“The first issue the president responded to was child marriage,” Zakiah told Arab News. “We asked him to issue a presidential regulation in lieu of a law to prevent and stop child marriage. We’ve come up with a draft, and we submitted it to him for his perusal.”
She said Widodo responded “positively” to the proposal after they explained to him that child marriage could deny children their basic human rights and hinder national development.
“We submitted this draft because we think rampant child marriage in the country is an emergency situation, while the procedure in Parliament to amend the articles on the minimum age to marry in the marriage law could be lengthy,” Zakiah said.
The Ministry of Women’s Empowerment and Child Protection has urged Parliament to prioritize amending the 1974 marriage law to raise the minimum age for females to marry to 20 and for males to 22.

 

 The law requires parental permission for those under 21 who want to marry. The minimum legal age for women to marry is 16, and 19 for men.
Parents can request a legal exemption from a religious court to marry children younger than that, with no limit on the minimum age.
Women’s and child rights activists have been advocating to raise the minimum legal age for females to marry to 18, in line with the child protection law that categorizes those under 18 as minors.
“It’s still not the ideal age to get married, but would be the minimum (acceptable),” Maria Ulfa Anshor, a commissioner for the Indonesian Child Protection Commission, told Arab News.
“We’ve been waiting for so long for this move, especially since the risks and dangers of child marriage, such as the high maternal mortality rate, are so real,” she added. “I hope there will be no more child marriage, because the courts give exemptions to do so.”
According to UNICEF, child marriage in Indonesia is rampant, with more than one in six girls, or 340,000, getting married every year before they reach adulthood.
Child marriage is most prevalent among girls who are 16 and 17, but there has been a decline among under-15s.
The debate about banning child marriage resurfaced following media reports of a 14-year-old girl and her 15-year-old boyfriend in South Sulawesi province who sought an exemption from a religious court to get married, which they obtained. They reportedly got married on Monday.

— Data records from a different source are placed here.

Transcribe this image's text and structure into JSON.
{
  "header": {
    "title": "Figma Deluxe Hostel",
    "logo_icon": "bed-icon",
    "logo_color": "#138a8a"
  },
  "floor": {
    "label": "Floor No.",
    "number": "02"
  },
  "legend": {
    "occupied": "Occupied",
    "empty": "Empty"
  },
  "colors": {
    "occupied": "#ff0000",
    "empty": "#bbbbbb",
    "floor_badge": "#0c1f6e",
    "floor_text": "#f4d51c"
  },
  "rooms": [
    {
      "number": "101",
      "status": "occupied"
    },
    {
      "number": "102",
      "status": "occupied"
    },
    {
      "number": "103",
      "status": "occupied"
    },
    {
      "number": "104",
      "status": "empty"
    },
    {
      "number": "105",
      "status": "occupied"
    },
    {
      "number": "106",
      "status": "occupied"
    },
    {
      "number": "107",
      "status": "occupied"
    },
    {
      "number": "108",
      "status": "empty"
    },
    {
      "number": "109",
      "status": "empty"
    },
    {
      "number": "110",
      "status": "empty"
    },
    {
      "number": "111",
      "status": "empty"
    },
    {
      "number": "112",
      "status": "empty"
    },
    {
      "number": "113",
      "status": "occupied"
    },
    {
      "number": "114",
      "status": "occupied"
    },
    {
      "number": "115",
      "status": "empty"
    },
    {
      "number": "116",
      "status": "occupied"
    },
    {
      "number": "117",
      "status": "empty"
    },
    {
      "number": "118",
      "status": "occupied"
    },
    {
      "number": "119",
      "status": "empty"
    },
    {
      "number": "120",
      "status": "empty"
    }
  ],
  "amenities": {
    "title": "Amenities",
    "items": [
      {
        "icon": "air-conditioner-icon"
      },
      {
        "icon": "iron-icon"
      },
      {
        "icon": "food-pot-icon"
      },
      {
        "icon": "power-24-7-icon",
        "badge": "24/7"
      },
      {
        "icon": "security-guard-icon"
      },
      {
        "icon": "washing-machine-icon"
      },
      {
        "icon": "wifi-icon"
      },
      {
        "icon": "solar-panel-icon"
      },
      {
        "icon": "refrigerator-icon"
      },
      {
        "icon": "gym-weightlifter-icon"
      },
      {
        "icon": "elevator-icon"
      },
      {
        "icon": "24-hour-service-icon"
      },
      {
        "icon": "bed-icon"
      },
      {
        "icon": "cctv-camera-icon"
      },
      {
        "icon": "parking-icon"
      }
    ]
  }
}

FACTOID

Child Marriage

According to UNICEF, 14 percent of girls in Indonesia are married before the age of 18, while 1 percent marry before the age of 15.